Everything is in fact confined to passing resolutions and proclaiming anniversaries. Let us recall the government’s attempts to solemnly mark Victory Day. On the holiday’s eve, war veterans, whose number is incessantly diminishing, are talked about, greeted, and given flowers, gifts and rations. Music and words of greeting blare out. And that’s all. The authorities get away with a routine bureaucratic report on the work done. It is just an ostensible show of care for war veterans many of whom have departed this life, having failed to live to see decent living conditions.

Instead of passing resolutions on another anniversary of the Great Terror, one must do painstaking educative work to debunk legends and stereotypes of the past. Historians should be encouraged, not hindered, as has been the case lately, to study all the aspects of this event and bring new documents into academic circulation.

There is a lingering suspicion that the authorities are afraid of the past for political reasons – they fear to hurt a territorially large neighbor that looks on Stalin and his regime as a role model. And what our authorities are still more afraid of is democratic potential of the people. For whenever people find their way round in the past, they begin to reflect on the present day and the near future. This prompts many of them to ask “improper” questions which the authorities are unable to answer.

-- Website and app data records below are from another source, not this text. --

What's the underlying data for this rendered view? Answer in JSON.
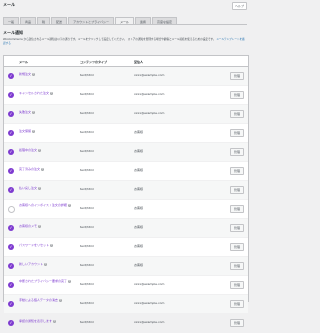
{
  "header": {
    "title": "メール",
    "help_label": "ヘルプ"
  },
  "tabs": [
    "一般",
    "商品",
    "税",
    "配送",
    "アカウントとプライバシー",
    "メール",
    "連携",
    "高度な設定"
  ],
  "active_tab": 5,
  "section": {
    "title": "メール通知",
    "description": "WooCommerce から送信されるメール通知は以下の通りです。メールをクリックして設定してください。",
    "description2": "ストアの通知を管理する場合や顧客とメール接続を使えるための設定です。",
    "link_text": "メールテンプレートを確認する"
  },
  "columns": {
    "email": "メール",
    "content_type": "コンテンツのタイプ",
    "recipient": "受信人"
  },
  "rows": [
    {
      "name": "新規注文",
      "enabled": true,
      "type": "text/html",
      "recipient": "xxxx@example.com"
    },
    {
      "name": "キャンセルされた注文",
      "enabled": true,
      "type": "text/html",
      "recipient": "xxxx@example.com"
    },
    {
      "name": "失敗注文",
      "enabled": true,
      "type": "text/html",
      "recipient": "xxxx@example.com"
    },
    {
      "name": "注文保留",
      "enabled": true,
      "type": "text/html",
      "recipient": "お客様"
    },
    {
      "name": "処理中の注文",
      "enabled": true,
      "type": "text/html",
      "recipient": "お客様"
    },
    {
      "name": "完了済みの注文",
      "enabled": true,
      "type": "text/html",
      "recipient": "お客様"
    },
    {
      "name": "払い戻し注文",
      "enabled": true,
      "type": "text/html",
      "recipient": "お客様"
    },
    {
      "name": "お客様へのインボイス / 注文の詳細",
      "enabled": false,
      "type": "text/html",
      "recipient": "お客様"
    },
    {
      "name": "お客様のメモ",
      "enabled": true,
      "type": "text/html",
      "recipient": "お客様"
    },
    {
      "name": "パスワードをリセット",
      "enabled": true,
      "type": "text/html",
      "recipient": "お客様"
    },
    {
      "name": "新しいアカウント",
      "enabled": true,
      "type": "text/html",
      "recipient": "お客様"
    },
    {
      "name": "中断されたプライバシー要求の完了",
      "enabled": true,
      "type": "text/html",
      "recipient": "xxxx@example.com"
    },
    {
      "name": "手動による個人データの消去",
      "enabled": true,
      "type": "text/html",
      "recipient": "xxxx@example.com"
    },
    {
      "name": "承認の通知を表示します",
      "enabled": true,
      "type": "text/html",
      "recipient": "xxxx@example.com"
    }
  ],
  "manage_label": "管理",
  "enabled_check": "✓",
  "help_glyph": "?",
  "colors": {
    "accent": "#7e3bd0",
    "background": "#f0f0f1"
  }
}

The impression is that nobody, from the Minister for Education and Science to Presidential Administration officials, knows the following law of history: the truth will always come out. In addition, history exacts a cruel revenge for flouting its lessons.